→ **WORK TASK**: Would you copy every line of the listing below that includes the word "ContextInfo"?

--- RECORDS TO PROCESS ---

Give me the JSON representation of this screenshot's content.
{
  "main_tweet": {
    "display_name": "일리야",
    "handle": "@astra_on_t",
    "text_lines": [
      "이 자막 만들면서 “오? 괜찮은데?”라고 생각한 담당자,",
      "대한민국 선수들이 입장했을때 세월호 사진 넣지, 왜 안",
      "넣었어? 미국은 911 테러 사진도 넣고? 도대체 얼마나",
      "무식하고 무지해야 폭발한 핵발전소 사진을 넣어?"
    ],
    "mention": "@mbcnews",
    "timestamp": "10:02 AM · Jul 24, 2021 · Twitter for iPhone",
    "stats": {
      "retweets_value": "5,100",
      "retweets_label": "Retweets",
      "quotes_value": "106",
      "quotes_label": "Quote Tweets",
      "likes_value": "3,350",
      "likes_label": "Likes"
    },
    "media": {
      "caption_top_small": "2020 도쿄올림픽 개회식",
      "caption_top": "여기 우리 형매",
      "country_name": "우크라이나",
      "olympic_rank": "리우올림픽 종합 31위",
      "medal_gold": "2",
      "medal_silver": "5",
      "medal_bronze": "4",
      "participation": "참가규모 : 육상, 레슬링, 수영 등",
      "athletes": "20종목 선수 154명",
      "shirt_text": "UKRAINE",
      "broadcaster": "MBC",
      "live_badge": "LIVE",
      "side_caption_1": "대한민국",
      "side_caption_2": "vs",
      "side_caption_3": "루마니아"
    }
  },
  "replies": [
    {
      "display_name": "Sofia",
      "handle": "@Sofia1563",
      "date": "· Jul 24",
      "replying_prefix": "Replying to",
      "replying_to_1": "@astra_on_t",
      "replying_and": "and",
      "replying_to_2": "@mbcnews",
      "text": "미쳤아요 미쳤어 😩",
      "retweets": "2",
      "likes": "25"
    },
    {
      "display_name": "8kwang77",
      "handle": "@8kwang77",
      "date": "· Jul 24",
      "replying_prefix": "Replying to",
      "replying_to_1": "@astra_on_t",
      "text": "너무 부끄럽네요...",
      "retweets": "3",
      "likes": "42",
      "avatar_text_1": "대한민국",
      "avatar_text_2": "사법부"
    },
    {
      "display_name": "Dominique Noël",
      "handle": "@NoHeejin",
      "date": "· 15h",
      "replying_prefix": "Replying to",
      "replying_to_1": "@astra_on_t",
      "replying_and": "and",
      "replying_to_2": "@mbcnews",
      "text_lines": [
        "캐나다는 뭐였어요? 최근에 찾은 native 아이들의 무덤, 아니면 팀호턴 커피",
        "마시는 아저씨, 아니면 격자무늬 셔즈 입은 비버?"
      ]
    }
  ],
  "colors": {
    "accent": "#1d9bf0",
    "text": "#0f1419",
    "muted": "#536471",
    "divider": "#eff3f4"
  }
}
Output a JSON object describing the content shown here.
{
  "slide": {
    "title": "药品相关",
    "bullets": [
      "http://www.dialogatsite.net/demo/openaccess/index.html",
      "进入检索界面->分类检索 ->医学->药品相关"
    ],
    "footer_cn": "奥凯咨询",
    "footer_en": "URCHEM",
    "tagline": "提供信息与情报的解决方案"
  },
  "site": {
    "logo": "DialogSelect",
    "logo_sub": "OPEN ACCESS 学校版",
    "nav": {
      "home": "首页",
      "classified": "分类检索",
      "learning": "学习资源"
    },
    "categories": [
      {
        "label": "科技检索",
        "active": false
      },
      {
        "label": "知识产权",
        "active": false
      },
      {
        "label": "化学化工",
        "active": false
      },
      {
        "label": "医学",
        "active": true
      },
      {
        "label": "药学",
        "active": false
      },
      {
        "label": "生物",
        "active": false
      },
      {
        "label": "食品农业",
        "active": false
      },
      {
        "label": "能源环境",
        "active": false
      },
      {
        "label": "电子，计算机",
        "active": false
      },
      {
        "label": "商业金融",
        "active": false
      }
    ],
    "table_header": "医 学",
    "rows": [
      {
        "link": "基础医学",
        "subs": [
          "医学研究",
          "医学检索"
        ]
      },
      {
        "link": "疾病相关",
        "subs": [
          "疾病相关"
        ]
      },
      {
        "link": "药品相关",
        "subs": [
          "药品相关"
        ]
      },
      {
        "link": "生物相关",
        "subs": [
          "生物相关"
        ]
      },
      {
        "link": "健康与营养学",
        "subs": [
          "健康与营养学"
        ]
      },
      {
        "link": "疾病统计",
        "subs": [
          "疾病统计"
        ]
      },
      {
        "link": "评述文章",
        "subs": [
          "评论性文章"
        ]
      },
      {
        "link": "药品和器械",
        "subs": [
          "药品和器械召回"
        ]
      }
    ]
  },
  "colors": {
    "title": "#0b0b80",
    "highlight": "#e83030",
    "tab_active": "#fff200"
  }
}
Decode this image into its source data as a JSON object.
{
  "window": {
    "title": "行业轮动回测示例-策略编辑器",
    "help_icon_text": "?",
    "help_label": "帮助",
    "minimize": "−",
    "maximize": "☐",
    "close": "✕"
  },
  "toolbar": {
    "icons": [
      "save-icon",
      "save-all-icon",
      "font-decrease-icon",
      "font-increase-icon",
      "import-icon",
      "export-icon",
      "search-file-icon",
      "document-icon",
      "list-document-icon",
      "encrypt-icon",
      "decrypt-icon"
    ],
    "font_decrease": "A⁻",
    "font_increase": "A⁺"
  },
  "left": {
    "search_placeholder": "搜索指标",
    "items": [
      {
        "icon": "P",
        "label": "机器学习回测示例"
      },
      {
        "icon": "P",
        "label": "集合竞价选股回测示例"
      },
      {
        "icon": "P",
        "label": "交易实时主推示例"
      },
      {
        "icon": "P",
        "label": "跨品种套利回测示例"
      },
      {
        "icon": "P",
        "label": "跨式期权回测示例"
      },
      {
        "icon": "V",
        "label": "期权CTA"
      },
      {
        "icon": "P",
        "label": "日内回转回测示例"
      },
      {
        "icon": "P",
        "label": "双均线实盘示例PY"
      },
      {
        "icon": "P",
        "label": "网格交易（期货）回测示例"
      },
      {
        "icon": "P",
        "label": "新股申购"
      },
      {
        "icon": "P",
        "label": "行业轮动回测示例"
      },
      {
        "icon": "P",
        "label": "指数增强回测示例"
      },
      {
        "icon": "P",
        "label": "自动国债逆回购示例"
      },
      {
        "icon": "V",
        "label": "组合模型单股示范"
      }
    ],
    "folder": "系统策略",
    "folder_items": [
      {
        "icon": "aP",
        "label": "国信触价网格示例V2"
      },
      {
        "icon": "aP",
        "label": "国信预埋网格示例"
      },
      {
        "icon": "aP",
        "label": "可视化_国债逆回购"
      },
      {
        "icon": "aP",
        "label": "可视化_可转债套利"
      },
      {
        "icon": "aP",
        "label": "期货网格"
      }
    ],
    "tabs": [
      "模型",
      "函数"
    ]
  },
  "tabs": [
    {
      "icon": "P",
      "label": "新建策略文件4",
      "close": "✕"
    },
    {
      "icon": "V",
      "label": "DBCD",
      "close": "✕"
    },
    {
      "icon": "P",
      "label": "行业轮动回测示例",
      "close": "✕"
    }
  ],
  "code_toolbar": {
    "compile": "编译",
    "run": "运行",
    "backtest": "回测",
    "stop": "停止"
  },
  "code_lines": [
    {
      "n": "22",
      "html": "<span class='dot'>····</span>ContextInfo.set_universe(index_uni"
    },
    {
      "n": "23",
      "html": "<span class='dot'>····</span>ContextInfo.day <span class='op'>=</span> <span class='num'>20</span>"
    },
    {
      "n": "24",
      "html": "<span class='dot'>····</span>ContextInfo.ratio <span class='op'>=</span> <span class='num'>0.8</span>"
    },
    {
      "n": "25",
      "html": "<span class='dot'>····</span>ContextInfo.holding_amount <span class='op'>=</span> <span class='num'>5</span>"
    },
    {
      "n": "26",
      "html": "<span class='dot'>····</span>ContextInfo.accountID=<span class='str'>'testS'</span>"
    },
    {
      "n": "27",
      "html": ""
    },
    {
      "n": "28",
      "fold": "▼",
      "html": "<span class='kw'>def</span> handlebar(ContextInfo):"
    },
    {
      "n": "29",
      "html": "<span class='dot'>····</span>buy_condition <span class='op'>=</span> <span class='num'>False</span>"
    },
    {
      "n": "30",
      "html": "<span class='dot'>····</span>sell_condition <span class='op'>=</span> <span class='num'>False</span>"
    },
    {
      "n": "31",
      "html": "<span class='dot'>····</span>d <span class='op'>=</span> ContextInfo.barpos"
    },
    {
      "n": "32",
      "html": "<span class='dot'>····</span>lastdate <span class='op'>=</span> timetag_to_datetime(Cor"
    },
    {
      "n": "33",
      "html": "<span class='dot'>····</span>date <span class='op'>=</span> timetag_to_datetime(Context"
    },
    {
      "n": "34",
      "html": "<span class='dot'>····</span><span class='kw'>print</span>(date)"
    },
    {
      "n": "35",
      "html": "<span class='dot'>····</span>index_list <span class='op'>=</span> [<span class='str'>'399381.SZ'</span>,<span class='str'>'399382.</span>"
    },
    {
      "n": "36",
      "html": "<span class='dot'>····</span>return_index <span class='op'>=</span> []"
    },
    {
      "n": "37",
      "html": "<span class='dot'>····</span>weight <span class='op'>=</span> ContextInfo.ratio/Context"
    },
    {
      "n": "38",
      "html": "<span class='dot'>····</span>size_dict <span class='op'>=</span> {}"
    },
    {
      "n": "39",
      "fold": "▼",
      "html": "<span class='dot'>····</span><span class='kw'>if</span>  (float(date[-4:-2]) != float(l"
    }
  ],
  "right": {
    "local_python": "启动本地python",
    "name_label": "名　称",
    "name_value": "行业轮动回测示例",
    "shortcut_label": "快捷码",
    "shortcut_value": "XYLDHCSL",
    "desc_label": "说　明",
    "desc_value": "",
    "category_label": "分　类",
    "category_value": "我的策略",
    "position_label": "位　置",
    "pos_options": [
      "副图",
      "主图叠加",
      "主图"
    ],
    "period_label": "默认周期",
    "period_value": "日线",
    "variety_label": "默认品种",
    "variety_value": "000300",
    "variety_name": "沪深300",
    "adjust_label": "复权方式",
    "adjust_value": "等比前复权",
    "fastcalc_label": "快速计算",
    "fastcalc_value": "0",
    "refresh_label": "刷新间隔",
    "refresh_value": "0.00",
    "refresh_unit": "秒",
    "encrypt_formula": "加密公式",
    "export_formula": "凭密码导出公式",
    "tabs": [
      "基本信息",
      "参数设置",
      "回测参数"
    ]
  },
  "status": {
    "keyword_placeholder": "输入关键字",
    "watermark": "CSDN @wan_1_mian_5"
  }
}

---

→ **SOLUTION TO THE EXERCISE**:
      "html": "<span class='dot'>····</span>ContextInfo.set_universe(index_uni"
      "html": "<span class='dot'>····</span>ContextInfo.day <span class='op'>=</span> <span class='num'>20</span>"
      "html": "<span class='dot'>····</span>ContextInfo.ratio <span class='op'>=</span> <span class='num'>0.8</span>"
      "html": "<span class='dot'>····</span>ContextInfo.holding_amount <span class='op'>=</span> <span class='num'>5</span>"
      "html": "<span class='dot'>····</span>ContextInfo.accountID=<span class='str'>'testS'</span>"
      "html": "<span class='kw'>def</span> handlebar(ContextInfo):"
      "html": "<span class='dot'>····</span>d <span class='op'>=</span> ContextInfo.barpos"
      "html": "<span class='dot'>····</span>weight <span class='op'>=</span> ContextInfo.ratio/Context"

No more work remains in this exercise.